The Ritusamhara Of Kalidasa

Thus the duration of each season is fixed by the ordered wanderings of the moon as she changes from shield to sickle, from sickle to shield. It may be that ditusamhara work of a man who knows how to make an aeroplane propeller is of far greater importance at this time than any literary work, though this may not represent a permanent alteration of values.

The soft white linen on their perfect hips. And crowd overeager on the discs On the brilliant plumes of dancing peacocks, Mistaking them for new lotuses.

Sanskrit drama and literature are free and familiar as the wind, and lush as an autumn sunset. And the breath of life of animate beings. He imagines a lover who takes the hand of his mate and, remembering the shyness of the very young, talks to cover her shyness and oc let her mind flower.


Ṛtusaṃhāra – Wikipedia

In these pages there is perhaps too much of the writer, inevitable because of his local habitation. At the approach of the season of rains, which by tradition and song is one of torment for separated lovers, the exile yearned for the society of his beloved until, becoming desperate, he besought a cloud to be the bearer of his message to her. Western botanists have named it Nycanthes arbor-tristis. Making up her lotus face In the sidelong morning sun; Pouting her mouth she scans her lips Whose essence was sucked by the lover.

They have the cause of world freedom and brotherhood at heart. The breeze in Spring, Charming since the surcease of frost. Stanza 6, Line 3: They seek help from fragrant flowers Set in coiffures after a bath, To intoxicate and delight their lovers.

The pools of limpid waters Invite a dip evermore. Garbed in the spotless fabric of moonlight.

Hers is gaiety that has not yet become a defiance of sadness. Poetical fluency is not rare; intellectual grasp is not very uncommon; but the combination has not been found perhaps more than a dozen times since the world began.

The heat increases progressively and results in a forest confla- gration. In then- thirst for knowledge.

It resembles more than any other species, in leaf, flower and fragrance, the common Jasmine of the English gardens. Parvati is tactfully borne away by her father, the snow-mountain Himalaya.


She has a keen eye for carelessness, impropriety of phrase, and inaccurate punctua- tion, and above all the sense of the music of language. Lac is a valuable dye. And so the eternal cycle of the seasons goes rituszmhara.

And spreading, in all directions. Gladdening the hearts of men. Is not fired with desire, Smitten with the shaft of love? The Ritusamharan has been divided into six main chapters, each chapter describing vividly, the season of India. Ritusahara, who felt behind him the stream of tradition, kept to the general form of the tale in re-writing the ancient legend, for he was aware of its power to re-interpret itself to generation after generation.

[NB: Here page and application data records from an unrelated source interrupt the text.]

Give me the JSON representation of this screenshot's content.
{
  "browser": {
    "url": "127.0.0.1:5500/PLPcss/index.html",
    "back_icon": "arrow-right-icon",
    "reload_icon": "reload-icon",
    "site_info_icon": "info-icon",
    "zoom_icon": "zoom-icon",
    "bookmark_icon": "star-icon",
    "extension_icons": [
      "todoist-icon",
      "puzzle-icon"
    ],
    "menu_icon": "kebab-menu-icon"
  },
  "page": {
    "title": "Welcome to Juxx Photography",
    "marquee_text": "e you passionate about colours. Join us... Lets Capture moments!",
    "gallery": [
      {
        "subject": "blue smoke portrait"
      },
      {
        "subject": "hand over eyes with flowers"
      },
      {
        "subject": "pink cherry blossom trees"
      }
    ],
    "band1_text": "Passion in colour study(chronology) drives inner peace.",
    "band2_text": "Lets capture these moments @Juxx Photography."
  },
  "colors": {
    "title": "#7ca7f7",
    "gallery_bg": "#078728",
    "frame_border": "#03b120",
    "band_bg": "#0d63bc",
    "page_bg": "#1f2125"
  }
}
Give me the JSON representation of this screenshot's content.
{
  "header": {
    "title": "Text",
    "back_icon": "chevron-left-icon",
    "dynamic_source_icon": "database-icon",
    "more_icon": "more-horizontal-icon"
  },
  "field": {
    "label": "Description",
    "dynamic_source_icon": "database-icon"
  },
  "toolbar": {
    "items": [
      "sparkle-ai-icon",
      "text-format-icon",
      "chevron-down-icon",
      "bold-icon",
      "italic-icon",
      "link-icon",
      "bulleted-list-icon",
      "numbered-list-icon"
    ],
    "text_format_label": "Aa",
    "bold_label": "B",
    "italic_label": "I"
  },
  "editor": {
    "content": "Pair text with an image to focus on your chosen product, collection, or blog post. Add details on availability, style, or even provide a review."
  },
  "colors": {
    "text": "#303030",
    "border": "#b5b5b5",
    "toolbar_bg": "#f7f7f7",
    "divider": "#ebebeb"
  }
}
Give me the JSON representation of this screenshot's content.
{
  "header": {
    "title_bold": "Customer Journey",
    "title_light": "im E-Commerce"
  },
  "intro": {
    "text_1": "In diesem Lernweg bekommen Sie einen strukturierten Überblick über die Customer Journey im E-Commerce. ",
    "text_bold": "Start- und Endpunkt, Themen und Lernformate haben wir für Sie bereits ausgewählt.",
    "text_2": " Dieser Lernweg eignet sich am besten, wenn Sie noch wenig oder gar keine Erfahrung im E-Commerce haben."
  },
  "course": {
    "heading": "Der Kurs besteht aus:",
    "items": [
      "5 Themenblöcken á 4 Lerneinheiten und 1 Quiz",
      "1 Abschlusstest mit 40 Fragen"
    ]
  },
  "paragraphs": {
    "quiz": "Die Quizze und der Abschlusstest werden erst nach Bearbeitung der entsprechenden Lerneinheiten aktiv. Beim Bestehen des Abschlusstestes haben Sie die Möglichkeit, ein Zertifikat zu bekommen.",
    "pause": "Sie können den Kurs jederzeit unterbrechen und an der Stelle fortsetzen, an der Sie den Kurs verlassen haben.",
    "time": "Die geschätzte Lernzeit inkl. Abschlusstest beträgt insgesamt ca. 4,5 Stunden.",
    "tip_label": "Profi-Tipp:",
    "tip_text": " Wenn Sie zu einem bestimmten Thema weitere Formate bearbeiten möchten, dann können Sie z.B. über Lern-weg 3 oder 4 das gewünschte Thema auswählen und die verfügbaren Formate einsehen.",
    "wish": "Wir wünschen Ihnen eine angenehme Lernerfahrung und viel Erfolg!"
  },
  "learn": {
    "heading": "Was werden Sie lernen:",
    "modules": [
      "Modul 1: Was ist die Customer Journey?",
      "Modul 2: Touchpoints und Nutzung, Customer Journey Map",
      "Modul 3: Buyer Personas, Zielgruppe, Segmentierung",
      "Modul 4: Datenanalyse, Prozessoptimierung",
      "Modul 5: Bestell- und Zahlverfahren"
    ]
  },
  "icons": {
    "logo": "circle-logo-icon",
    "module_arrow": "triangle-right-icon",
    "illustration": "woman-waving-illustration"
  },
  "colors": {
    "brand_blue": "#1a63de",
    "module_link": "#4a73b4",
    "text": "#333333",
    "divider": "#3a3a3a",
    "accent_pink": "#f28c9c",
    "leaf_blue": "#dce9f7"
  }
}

There are two reasons for this.

They retain the fragrance even when dried. Then comes the more severe form of frost in the form of winter season.

Here it makes these turns and then runs upwards and backwards into the lungs. I have tried in the translation kzlidasa to lessen its resemblance to the original, for the chief characteristic of these lyrics is their simplicity. Sarad The Indian Autumn, comprising the two months, Asvin and Kartika is loved by the Indians for the brilliance of the moonlight and because gitusamhara weather is neither too cold nor too hot.